Portrait of Kenneth Sams in 1970, painted by Margaret Sams

In 1971, in London, he founded Seed, The Journal of Organic Living, the seminal monthly magazine of the alternative and complementary health movement, which covered subjects as diverse as macrobiotics, pollution, globalization, self-sufficiency, organic farming, wholefood cookery and ‘New Age’ therapy – often covered in print for the first time.


He also redesigned the Rolloplane, using modern materials and the patented result, the UFO SAM, was the first truly new development in the world of kites.

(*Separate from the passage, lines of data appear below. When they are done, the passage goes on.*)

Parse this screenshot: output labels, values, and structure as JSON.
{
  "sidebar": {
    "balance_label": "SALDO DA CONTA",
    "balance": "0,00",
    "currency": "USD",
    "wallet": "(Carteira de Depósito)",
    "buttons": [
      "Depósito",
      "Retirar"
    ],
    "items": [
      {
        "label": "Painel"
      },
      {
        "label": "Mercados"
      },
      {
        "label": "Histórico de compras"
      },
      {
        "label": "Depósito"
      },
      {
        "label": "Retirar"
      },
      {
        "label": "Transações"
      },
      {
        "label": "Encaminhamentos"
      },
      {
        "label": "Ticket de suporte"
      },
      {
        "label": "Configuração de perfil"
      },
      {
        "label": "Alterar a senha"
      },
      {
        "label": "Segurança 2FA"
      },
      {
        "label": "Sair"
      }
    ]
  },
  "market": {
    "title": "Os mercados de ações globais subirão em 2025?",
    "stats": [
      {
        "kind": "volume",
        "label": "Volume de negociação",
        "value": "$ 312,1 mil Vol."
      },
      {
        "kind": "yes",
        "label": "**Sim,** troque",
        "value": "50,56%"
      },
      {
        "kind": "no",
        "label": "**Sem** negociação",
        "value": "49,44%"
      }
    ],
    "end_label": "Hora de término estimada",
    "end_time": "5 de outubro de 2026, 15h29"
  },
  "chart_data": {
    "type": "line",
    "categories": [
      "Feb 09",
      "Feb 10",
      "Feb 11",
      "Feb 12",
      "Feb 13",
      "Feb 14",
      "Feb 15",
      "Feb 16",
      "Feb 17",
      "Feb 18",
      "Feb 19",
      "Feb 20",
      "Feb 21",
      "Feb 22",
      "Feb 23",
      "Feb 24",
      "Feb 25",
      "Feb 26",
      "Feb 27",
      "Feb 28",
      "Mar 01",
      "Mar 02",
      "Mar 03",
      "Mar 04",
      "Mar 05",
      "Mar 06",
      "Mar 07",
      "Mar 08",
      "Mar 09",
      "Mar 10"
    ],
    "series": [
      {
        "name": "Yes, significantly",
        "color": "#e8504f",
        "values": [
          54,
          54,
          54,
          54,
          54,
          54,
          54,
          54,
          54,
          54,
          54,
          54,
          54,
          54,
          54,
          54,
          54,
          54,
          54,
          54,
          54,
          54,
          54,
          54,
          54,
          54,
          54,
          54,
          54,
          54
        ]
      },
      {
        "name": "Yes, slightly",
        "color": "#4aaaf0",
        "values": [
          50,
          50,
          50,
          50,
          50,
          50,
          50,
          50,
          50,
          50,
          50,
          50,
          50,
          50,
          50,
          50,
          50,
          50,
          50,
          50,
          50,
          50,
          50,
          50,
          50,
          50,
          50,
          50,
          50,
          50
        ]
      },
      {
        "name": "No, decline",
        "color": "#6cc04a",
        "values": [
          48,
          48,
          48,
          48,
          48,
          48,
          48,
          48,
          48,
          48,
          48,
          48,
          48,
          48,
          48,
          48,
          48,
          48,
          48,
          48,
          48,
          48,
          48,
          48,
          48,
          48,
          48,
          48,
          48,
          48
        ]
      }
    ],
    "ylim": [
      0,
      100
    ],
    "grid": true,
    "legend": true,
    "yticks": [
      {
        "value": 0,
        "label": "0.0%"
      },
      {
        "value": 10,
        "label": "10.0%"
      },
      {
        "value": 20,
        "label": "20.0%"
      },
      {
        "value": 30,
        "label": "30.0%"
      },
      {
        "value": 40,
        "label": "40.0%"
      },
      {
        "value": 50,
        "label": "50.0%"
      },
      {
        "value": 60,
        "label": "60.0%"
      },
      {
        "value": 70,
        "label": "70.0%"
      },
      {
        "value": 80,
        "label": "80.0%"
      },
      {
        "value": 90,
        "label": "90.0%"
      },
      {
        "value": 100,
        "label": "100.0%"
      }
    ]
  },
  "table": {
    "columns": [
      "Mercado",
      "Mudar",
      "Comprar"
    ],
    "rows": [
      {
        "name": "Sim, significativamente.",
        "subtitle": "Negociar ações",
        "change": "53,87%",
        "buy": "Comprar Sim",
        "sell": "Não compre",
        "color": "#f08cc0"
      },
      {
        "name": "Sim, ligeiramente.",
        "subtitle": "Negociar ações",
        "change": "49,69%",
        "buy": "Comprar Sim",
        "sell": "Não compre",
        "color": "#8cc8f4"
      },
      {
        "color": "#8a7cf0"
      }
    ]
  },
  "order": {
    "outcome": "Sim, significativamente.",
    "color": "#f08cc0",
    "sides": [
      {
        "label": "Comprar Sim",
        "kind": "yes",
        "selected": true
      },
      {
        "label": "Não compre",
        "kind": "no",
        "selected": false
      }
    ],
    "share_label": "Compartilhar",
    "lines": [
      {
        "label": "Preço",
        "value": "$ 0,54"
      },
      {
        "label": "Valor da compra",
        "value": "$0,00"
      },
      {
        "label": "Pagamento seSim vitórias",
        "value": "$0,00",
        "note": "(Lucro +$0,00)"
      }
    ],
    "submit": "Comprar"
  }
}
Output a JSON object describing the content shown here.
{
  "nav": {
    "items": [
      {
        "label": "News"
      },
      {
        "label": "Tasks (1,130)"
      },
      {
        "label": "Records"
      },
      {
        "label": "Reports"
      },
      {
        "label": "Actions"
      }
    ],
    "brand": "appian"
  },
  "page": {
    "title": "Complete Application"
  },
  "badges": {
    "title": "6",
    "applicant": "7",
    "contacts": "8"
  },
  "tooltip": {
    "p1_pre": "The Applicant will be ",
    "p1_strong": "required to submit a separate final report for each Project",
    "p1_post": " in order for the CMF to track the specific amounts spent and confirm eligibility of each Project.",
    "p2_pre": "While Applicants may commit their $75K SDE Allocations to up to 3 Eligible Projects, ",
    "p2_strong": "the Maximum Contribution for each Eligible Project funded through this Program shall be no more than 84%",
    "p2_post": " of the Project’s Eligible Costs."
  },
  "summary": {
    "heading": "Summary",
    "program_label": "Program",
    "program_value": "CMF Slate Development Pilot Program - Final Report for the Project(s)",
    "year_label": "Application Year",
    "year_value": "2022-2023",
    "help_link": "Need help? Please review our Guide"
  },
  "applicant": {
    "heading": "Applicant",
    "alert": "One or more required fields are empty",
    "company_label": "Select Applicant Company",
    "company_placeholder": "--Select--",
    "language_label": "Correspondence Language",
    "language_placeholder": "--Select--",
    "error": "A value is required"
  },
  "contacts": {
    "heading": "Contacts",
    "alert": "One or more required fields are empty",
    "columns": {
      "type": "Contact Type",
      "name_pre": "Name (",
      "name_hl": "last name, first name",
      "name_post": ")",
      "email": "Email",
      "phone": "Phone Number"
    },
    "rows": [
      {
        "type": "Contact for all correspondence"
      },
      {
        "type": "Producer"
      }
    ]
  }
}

The unique feature of this breakthrough was that he realized that a curved wing was not necessary and that a flat wing gave better lift and stability.


The explanation, to do with ‘vortices’ at the end of the wing, has intrigued aeronautical engineers, including the design team at Boeing, who still can’t agree on what exact principle makes it work, despite several attempts to win the $5000 reward Ken offered to any scientist who could explain it. In 2001 Flying Toys – How to Make and Fly Your Own UFOswas published, a book in which Ken shared all the design secrets of the basic rotary kite as well as more sophisticated variations such as the Deuce ex Machine. More about UFO SAM at Ultimate Flying Object Kenneth was survived by his wife Margaret, and sons Craig and Gregory. Kenneth Sams, military historian, publisher, inventor (CS)

The name 'Sams' was originally 'Sam' and was the name US immigration gave to Ken's father. The family name was Hajjal, of the Salama clan, Ghassanids. The Sams history is here